Recently America’s Health Insurance Plans (AHIP), the lobby for the health insurance industry, released a report that claims the Senate Finance Committee bill would result in higher health care premiums for America’s families. Well, at least in my experience, we certainly seem to be having significant rate increases in the absence of reform legislation. Our private health insurance premium has increased almost 150% since 2005, and we just received notice of a one year increase of 33% for 2010 alone.
In 2005 we were paying less than $650/month for our health insurance plan and admittedly it is a good plan. We just received notification of our rate increase for 2010 and the cost of our plan now exceeds $1,600/month (approaching $20,000/year) – almost a thousand dollars more a month to keep the same health insurance plan in place that we had just 5 years ago. Options do exist for lowering price such as increasing out-of-pocket expense. But even if we incurred a ten-fold increase in out-of-pocket expense for this coming year, the premium would still be 40% higher than what it was just 5 years ago, and there is no telling what the next year will bring.
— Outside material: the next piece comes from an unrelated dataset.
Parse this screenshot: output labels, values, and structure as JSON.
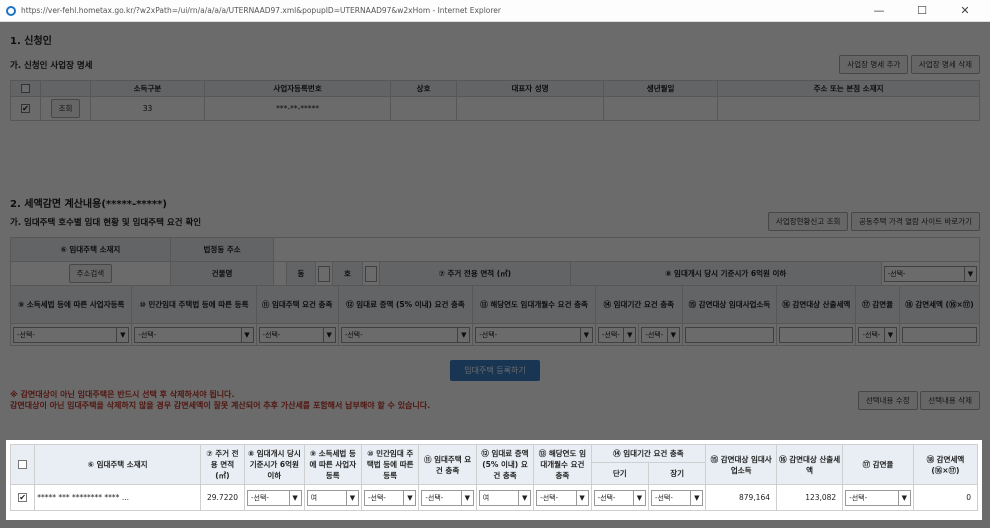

In 2005 my wife developed an acute leukemia and in 2007 suffered a serious relapse, both requiring extensive treatment and extended hospital stays. The insurance carrier states that our individual claims do not impact rate increases but that rates are determined by increasing medical cost trends, age, region and choice of benefit plan. The plan we currently have is appropriate for us as there is no lifetime maximum benefit; my wife’s medical costs have been substantial to date and we are hopeful that we have seen the last of it; but we need to be prudent.
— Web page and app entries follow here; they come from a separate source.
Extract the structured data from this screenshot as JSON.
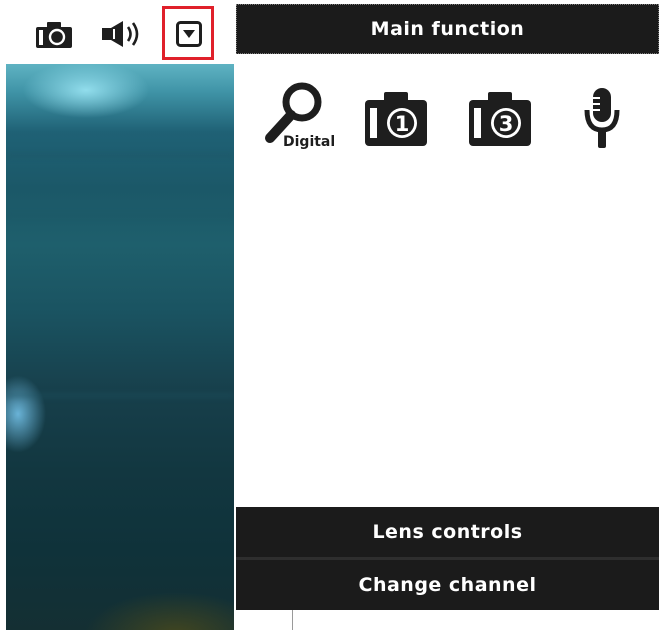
{
  "toolbar": {
    "snapshot_icon": "camera-icon",
    "audio_icon": "speaker-icon",
    "dropdown_icon": "dropdown-arrow-icon",
    "highlight_color": "#e0202a"
  },
  "main_function": {
    "title": "Main function",
    "buttons": [
      {
        "icon": "digital-zoom-icon",
        "label": "Digital"
      },
      {
        "icon": "snapshot-1-icon",
        "number": "1"
      },
      {
        "icon": "snapshot-3-icon",
        "number": "3"
      },
      {
        "icon": "microphone-icon"
      }
    ]
  },
  "lens_controls": {
    "label": "Lens controls"
  },
  "change_channel": {
    "label": "Change channel"
  },
  "colors": {
    "bar_background": "#1b1b1b",
    "bar_text": "#ffffff",
    "icon_color": "#1e1e1e"
  }
}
Although we are fortunate to be able to bear this cost, a 150% increase in just over 5 years (or increasing out-of-pocket expense 10-fold while still incurring a 40% increase in premium) would be out of reach for many families. This could result in either abandoning health insurance or considering less expensive plans with reduced benefits. The consequences of either choice could result in bankruptcy or even loss of life. Indeed, it is possible for the less fortunate of our citizenry to get priced out of the market, even with serious illness in play. Significant rate increases already exist in the absence of healthcare reform legislation, so let’s stop using that as a scare tactic.
Secondly, I have heard comments from opponents of health insurance reform that healthcare should be treated the same as any business in a free market. I’m not sure what good that free market does for an individual, like my wife, who has a pre-existing condition. Should we lose our health insurance she could be denied coverage or have to pay exorbitant rates should another carrier even take her. Free market choice exists, as long as one is well; if not the free market might not want you.
Alan Grayson (D-FL) I believe has it right. Opponents of health insurance reform are expressing concerns about free market enterprise and the profitability of an industry when tens of thousands of our citizens are dying each year because they do not have health insurance. For a country having the largest economy in the world this becomes a moral issue. The ability of an individual to get health insurance in our country can be decided by whether or not they are a profit risk to a corporation. We as a country stand apart from other major democracies in that we do not contribute to the health and well-being of our own citizens, even the less fortunate amongst us – we simply tell our tax paying citizens that they are on their own when it comes to affording healthcare (see my related article on Healthcare Reform on this blog).